Dataset rows describing interfaces
--------------------------------

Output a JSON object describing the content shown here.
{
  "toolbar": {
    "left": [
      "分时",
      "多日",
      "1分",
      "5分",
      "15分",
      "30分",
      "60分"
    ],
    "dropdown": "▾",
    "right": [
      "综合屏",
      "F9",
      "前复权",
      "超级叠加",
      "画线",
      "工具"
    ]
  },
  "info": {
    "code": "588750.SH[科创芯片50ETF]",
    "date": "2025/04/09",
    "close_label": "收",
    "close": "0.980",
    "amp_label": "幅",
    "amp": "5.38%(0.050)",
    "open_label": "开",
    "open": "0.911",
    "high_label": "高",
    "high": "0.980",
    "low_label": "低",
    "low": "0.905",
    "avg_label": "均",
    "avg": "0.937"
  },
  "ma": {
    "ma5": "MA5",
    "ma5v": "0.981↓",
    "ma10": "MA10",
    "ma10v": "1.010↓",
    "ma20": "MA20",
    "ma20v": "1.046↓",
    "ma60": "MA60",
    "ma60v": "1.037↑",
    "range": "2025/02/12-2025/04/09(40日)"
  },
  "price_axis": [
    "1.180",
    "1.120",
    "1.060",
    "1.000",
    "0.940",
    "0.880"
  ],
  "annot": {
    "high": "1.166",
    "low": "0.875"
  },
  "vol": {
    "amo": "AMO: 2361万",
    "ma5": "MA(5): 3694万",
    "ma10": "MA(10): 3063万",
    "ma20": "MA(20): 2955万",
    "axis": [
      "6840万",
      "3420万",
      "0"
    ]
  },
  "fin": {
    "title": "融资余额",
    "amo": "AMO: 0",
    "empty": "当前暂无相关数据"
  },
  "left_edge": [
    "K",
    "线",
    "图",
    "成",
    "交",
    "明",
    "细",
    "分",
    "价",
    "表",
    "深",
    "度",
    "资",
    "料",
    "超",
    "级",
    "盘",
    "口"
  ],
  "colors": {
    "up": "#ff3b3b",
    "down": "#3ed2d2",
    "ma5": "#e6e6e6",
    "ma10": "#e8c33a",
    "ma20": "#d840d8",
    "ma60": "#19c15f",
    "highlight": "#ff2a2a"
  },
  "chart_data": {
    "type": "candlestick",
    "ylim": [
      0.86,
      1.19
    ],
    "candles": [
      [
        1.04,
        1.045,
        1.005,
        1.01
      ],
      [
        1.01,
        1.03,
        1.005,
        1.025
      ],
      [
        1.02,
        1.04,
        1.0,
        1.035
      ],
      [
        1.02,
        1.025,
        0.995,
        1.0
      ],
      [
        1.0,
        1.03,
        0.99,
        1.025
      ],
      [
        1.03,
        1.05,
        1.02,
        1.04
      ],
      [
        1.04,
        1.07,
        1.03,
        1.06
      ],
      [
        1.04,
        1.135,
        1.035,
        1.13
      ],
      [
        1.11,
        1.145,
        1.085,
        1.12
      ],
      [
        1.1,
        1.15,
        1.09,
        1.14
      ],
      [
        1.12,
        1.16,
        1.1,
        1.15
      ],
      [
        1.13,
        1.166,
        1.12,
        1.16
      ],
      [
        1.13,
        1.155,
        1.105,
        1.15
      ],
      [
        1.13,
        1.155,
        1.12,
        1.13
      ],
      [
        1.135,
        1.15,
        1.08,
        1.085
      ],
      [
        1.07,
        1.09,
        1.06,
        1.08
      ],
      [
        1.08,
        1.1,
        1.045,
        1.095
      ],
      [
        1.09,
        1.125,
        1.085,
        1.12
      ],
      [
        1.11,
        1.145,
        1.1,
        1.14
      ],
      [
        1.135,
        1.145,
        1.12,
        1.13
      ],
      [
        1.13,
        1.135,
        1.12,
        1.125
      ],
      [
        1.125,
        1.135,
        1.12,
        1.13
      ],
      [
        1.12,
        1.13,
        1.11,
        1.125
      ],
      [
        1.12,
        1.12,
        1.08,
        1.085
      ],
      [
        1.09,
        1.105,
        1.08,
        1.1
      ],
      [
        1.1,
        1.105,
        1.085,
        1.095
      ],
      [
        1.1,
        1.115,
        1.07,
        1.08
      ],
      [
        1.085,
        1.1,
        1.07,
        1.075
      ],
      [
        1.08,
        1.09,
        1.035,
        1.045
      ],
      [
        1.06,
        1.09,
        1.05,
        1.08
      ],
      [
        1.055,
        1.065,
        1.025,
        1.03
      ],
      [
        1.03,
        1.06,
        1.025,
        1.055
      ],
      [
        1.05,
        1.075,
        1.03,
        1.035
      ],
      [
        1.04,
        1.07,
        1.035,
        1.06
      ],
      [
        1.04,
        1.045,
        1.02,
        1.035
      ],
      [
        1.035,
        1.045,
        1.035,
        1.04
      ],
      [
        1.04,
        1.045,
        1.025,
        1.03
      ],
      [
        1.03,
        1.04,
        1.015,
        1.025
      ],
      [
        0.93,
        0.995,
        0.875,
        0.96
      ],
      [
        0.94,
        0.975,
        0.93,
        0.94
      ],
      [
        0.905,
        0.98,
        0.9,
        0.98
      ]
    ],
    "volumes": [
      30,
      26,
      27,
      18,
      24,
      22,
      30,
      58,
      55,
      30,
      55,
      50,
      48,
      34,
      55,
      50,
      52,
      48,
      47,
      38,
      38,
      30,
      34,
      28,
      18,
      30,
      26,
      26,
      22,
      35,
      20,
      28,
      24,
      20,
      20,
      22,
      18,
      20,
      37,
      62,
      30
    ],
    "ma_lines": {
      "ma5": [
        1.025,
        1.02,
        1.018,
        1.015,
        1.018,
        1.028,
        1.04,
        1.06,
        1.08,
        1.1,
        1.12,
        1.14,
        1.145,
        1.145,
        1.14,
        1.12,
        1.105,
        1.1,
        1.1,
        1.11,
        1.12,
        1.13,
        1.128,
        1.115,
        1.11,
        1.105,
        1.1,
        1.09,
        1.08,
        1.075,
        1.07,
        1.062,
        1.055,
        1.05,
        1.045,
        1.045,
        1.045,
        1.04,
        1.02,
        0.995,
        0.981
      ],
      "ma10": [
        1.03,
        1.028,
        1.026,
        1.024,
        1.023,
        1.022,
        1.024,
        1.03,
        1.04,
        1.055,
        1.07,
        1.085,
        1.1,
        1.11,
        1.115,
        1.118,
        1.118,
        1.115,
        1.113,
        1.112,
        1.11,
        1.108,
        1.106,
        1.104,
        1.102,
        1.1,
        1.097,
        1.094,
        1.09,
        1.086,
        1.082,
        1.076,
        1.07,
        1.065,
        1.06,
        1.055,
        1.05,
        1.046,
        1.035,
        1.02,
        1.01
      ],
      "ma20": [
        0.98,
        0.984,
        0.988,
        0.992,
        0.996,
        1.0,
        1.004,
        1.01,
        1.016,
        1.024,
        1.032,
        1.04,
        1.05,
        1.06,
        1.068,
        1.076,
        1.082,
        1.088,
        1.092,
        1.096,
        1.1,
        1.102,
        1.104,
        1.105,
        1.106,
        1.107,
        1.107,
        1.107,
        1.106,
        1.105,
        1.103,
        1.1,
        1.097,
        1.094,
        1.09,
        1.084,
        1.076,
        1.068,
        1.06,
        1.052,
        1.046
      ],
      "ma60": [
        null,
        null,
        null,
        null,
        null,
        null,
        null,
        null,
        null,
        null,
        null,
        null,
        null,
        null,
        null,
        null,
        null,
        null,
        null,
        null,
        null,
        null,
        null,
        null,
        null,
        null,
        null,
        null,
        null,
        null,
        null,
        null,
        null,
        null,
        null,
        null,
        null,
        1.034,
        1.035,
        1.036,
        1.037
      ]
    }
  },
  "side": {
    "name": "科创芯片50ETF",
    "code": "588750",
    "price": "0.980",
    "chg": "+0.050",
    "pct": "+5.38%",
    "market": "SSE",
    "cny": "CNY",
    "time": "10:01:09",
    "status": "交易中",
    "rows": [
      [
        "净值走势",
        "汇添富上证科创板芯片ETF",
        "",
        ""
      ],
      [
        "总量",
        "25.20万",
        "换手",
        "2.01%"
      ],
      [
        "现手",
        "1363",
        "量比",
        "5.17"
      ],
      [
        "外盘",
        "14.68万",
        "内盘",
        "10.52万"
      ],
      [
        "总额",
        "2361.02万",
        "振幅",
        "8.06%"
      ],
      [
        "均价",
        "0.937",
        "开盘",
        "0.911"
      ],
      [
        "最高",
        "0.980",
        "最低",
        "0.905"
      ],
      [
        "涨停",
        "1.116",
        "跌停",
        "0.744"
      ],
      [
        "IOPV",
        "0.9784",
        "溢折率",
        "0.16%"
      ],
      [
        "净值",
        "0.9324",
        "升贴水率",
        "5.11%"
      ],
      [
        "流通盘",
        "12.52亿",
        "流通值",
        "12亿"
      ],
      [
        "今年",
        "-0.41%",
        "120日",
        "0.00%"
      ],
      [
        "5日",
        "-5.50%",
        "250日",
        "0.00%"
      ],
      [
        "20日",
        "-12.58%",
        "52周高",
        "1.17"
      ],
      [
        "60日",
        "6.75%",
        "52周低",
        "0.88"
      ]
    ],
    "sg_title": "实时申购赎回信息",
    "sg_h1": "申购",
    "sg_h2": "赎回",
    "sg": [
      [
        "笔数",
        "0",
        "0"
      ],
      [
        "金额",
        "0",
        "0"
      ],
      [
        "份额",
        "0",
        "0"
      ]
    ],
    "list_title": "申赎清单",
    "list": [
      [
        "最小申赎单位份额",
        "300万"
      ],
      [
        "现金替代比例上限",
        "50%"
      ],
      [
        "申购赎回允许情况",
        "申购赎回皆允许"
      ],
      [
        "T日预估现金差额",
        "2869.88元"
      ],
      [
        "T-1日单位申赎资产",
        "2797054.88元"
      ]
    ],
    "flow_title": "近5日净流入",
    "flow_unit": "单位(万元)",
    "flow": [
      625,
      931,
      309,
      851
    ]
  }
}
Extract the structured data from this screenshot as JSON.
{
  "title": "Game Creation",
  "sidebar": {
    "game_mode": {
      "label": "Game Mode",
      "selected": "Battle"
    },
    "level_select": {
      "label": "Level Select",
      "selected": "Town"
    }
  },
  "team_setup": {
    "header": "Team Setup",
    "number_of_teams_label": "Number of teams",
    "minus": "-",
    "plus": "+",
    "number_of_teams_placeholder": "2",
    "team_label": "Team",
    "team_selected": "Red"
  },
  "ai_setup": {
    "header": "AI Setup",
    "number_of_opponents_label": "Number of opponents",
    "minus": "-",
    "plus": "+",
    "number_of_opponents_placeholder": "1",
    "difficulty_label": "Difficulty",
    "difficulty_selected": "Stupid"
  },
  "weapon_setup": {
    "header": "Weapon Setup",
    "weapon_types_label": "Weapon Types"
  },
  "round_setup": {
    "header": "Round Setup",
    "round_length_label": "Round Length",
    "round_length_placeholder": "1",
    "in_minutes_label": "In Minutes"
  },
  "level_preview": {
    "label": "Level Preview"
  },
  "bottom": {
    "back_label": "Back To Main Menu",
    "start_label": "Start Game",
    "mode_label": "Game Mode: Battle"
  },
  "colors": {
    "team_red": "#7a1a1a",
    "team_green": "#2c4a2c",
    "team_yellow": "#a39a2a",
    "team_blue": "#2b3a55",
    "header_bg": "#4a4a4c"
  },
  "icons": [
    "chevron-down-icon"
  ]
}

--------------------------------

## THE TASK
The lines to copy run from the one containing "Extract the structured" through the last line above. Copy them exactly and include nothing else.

## RESPONSE
Extract the structured data from this screenshot as JSON.
{
  "title": "Game Creation",
  "sidebar": {
    "game_mode": {
      "label": "Game Mode",
      "selected": "Battle"
    },
    "level_select": {
      "label": "Level Select",
      "selected": "Town"
    }
  },
  "team_setup": {
    "header": "Team Setup",
    "number_of_teams_label": "Number of teams",
    "minus": "-",
    "plus": "+",
    "number_of_teams_placeholder": "2",
    "team_label": "Team",
    "team_selected": "Red"
  },
  "ai_setup": {
    "header": "AI Setup",
    "number_of_opponents_label": "Number of opponents",
    "minus": "-",
    "plus": "+",
    "number_of_opponents_placeholder": "1",
    "difficulty_label": "Difficulty",
    "difficulty_selected": "Stupid"
  },
  "weapon_setup": {
    "header": "Weapon Setup",
    "weapon_types_label": "Weapon Types"
  },
  "round_setup": {
    "header": "Round Setup",
    "round_length_label": "Round Length",
    "round_length_placeholder": "1",
    "in_minutes_label": "In Minutes"
  },
  "level_preview": {
    "label": "Level Preview"
  },
  "bottom": {
    "back_label": "Back To Main Menu",
    "start_label": "Start Game",
    "mode_label": "Game Mode: Battle"
  },
  "colors": {
    "team_red": "#7a1a1a",
    "team_green": "#2c4a2c",
    "team_yellow": "#a39a2a",
    "team_blue": "#2b3a55",
    "header_bg": "#4a4a4c"
  },
  "icons": [
    "chevron-down-icon"
  ]
}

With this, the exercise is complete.